Without omitting anything, retype the data that follows.

SUPPLIED RECORDS

————————

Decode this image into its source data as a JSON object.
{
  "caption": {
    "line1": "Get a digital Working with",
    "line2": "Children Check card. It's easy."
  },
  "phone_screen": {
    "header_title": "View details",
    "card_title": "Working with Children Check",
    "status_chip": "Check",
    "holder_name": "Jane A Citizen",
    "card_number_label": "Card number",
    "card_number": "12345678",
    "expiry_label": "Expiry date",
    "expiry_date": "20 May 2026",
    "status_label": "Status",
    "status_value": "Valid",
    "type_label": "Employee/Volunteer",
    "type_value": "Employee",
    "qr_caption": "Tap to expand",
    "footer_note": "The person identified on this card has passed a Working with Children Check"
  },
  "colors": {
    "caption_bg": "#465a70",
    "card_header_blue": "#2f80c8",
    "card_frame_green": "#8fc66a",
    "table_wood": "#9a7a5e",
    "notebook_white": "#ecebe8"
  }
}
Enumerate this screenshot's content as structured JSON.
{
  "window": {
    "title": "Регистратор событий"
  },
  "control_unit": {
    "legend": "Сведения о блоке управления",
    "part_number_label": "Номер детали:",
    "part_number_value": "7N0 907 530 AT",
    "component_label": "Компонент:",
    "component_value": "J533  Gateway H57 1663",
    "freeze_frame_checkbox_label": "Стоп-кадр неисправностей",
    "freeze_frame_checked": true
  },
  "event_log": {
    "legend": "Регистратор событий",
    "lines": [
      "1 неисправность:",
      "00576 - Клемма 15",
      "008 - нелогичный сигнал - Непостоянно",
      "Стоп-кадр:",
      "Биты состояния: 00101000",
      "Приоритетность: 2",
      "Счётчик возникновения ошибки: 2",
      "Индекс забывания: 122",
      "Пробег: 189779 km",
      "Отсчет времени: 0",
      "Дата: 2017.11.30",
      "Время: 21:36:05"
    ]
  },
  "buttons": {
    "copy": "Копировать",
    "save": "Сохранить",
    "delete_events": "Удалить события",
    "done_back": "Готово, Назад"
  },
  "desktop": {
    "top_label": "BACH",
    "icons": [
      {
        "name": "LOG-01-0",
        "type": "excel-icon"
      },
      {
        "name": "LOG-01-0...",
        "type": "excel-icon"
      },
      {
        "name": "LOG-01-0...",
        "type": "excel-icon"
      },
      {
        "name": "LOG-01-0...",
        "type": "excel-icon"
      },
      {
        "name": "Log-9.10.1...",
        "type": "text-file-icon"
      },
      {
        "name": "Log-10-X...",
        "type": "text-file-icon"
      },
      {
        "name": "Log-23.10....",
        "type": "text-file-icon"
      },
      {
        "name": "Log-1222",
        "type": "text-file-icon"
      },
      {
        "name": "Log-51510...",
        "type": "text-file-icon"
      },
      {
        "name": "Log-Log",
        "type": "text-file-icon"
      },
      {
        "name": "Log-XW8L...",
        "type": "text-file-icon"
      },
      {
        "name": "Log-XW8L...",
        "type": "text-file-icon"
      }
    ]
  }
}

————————

REPLY TO THE TASK
Decode this image into its source data as a JSON object.
{
  "caption": {
    "line1": "Get a digital Working with",
    "line2": "Children Check card. It's easy."
  },
  "phone_screen": {
    "header_title": "View details",
    "card_title": "Working with Children Check",
    "status_chip": "Check",
    "holder_name": "Jane A Citizen",
    "card_number_label": "Card number",
    "card_number": "12345678",
    "expiry_label": "Expiry date",
    "expiry_date": "20 May 2026",
    "status_label": "Status",
    "status_value": "Valid",
    "type_label": "Employee/Volunteer",
    "type_value": "Employee",
    "qr_caption": "Tap to expand",
    "footer_note": "The person identified on this card has passed a Working with Children Check"
  },
  "colors": {
    "caption_bg": "#465a70",
    "card_header_blue": "#2f80c8",
    "card_frame_green": "#8fc66a",
    "table_wood": "#9a7a5e",
    "notebook_white": "#ecebe8"
  }
}
Enumerate this screenshot's content as structured JSON.
{
  "window": {
    "title": "Регистратор событий"
  },
  "control_unit": {
    "legend": "Сведения о блоке управления",
    "part_number_label": "Номер детали:",
    "part_number_value": "7N0 907 530 AT",
    "component_label": "Компонент:",
    "component_value": "J533  Gateway H57 1663",
    "freeze_frame_checkbox_label": "Стоп-кадр неисправностей",
    "freeze_frame_checked": true
  },
  "event_log": {
    "legend": "Регистратор событий",
    "lines": [
      "1 неисправность:",
      "00576 - Клемма 15",
      "008 - нелогичный сигнал - Непостоянно",
      "Стоп-кадр:",
      "Биты состояния: 00101000",
      "Приоритетность: 2",
      "Счётчик возникновения ошибки: 2",
      "Индекс забывания: 122",
      "Пробег: 189779 km",
      "Отсчет времени: 0",
      "Дата: 2017.11.30",
      "Время: 21:36:05"
    ]
  },
  "buttons": {
    "copy": "Копировать",
    "save": "Сохранить",
    "delete_events": "Удалить события",
    "done_back": "Готово, Назад"
  },
  "desktop": {
    "top_label": "BACH",
    "icons": [
      {
        "name": "LOG-01-0",
        "type": "excel-icon"
      },
      {
        "name": "LOG-01-0...",
        "type": "excel-icon"
      },
      {
        "name": "LOG-01-0...",
        "type": "excel-icon"
      },
      {
        "name": "LOG-01-0...",
        "type": "excel-icon"
      },
      {
        "name": "Log-9.10.1...",
        "type": "text-file-icon"
      },
      {
        "name": "Log-10-X...",
        "type": "text-file-icon"
      },
      {
        "name": "Log-23.10....",
        "type": "text-file-icon"
      },
      {
        "name": "Log-1222",
        "type": "text-file-icon"
      },
      {
        "name": "Log-51510...",
        "type": "text-file-icon"
      },
      {
        "name": "Log-Log",
        "type": "text-file-icon"
      },
      {
        "name": "Log-XW8L...",
        "type": "text-file-icon"
      },
      {
        "name": "Log-XW8L...",
        "type": "text-file-icon"
      }
    ]
  }
}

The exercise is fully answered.